Exercise prompt:
When a line in the listing below contains the word "Charge", return a copy of that line.

Input START

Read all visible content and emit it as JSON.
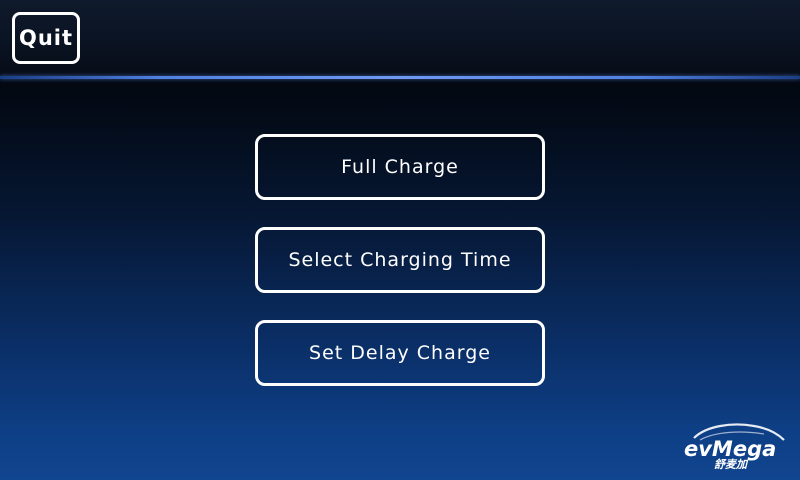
{
  "header": {
    "quit_label": "Quit"
  },
  "menu": {
    "items": [
      {
        "label": "Full Charge"
      },
      {
        "label": "Select Charging Time"
      },
      {
        "label": "Set Delay Charge"
      }
    ]
  },
  "brand": {
    "logo_text": "evMega",
    "logo_subtext": "舒麦加"
  },
  "colors": {
    "accent_line": "#6f9af2",
    "button_border": "#ffffff",
    "text": "#ffffff"
  }
}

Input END

Answer space:
        "label": "Full Charge"
        "label": "Set Delay Charge"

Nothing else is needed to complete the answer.